“People who are depressed may experience symptoms in different ways, but for most people, depression changes how you function on a day-to-day basis over a period of time,” says Dr. David Gutterman of LeBauer Behavioral Medicine in Greensboro, NC. “Sleep patterns, appetite, and energy levels are typically affected by depression, and these areas impact your ability to function at work and home.”
Key Symptoms of Depression
There are a number of symptoms to look for in identifying depression. While some of these symptoms may also accompany a normal response to tough times, the symptoms will typically dissipate fairly soon in coping with a limited bout of sadness.

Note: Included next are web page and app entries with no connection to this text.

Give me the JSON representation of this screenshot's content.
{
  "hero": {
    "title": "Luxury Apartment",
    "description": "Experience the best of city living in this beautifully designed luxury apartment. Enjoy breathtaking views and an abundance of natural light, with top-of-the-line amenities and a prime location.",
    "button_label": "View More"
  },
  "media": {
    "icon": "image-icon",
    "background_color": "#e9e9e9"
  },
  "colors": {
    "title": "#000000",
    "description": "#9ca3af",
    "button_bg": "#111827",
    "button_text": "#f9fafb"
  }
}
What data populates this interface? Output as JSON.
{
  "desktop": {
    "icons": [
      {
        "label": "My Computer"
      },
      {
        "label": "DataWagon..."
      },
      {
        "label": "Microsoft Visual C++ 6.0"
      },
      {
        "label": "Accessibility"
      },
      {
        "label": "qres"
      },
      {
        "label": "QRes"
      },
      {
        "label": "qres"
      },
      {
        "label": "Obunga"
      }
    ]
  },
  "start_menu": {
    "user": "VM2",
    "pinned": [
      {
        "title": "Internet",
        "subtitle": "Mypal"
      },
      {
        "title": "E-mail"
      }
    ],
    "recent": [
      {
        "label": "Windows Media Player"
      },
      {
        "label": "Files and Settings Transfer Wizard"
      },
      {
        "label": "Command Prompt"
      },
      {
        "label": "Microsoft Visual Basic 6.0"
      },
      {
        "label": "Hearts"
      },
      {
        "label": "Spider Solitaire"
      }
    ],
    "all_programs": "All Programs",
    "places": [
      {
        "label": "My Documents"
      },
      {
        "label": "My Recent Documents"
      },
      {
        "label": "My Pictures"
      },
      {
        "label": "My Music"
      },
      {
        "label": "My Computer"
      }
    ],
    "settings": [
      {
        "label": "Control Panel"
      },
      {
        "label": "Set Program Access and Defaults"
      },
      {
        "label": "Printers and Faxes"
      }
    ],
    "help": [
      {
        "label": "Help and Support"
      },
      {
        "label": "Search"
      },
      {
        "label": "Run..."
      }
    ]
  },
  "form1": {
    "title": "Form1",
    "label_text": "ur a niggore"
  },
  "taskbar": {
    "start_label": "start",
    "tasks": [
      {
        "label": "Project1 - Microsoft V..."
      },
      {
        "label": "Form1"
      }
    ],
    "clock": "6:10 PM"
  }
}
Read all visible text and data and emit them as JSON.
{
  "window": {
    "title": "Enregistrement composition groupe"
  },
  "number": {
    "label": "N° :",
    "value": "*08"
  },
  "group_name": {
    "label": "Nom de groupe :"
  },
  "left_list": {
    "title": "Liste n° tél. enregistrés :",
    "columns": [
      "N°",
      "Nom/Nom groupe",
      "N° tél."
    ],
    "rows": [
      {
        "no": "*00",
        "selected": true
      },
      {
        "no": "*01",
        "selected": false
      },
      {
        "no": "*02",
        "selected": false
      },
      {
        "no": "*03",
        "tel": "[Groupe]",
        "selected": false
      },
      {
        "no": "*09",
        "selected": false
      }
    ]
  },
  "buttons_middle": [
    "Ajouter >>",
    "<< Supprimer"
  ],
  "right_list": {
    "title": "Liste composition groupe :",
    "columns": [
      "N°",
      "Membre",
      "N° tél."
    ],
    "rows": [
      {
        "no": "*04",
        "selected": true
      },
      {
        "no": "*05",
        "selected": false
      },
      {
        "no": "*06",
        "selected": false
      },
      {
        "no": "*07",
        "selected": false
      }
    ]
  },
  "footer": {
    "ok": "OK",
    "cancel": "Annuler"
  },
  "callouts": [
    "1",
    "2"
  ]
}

“If a patient has several of these key symptoms persisting over a number of weeks, it’s a red flag that there may be depression present,” says Dr. Gutterman.
- Changes in Sleep Patterns – People with depression may either sleep much more than they used to, or they may have trouble falling asleep and staying asleep.
- Appetite Changes – Some with depression will not feel like eating and lose weight, while others will use food as a coping mechanism and put on more pounds.
- Lack of Interest – Activities you once enjoyed — sports, hobbies, or going out with friends — are suddenly unappealing. You may withdraw and spend more time alone.
- Loss of Energy – Persistent fatigue and slow thinking may make it hard to perform daily tasks.
- Hopelessness & Low Self Esteem – Thoughts and feelings that focus on loss, failure, guilt, or hopelessness may take over during depression. Many people with depression may vocalize these thoughts as, “It’s all my fault,” or “The world is a terrible place.”
- Physical Aches and Pains – Depression may manifest itself with physical symptoms such as headaches or stomach aches. Some people will talk about these physical problems rather than expressing emotions and sadness.
When to Seek Help
If you have been experiencing some of these key symptoms for more than two weeks, you may be suffering from depression. Seeking help from a licensed counselor who is able to work with your doctor to develop a treatment plan is an important step in overcoming depression.
The psychologists and social workers on the LeBauer Behavioral Medicine team will work with your primary care physician to offer the best combination of counseling and medication for depression. These professionals offer a range of services in four locations across the Triad area. To schedule an appointment for an initial assessment, call us at 336-547-1574 or email firstname.lastname@example.org.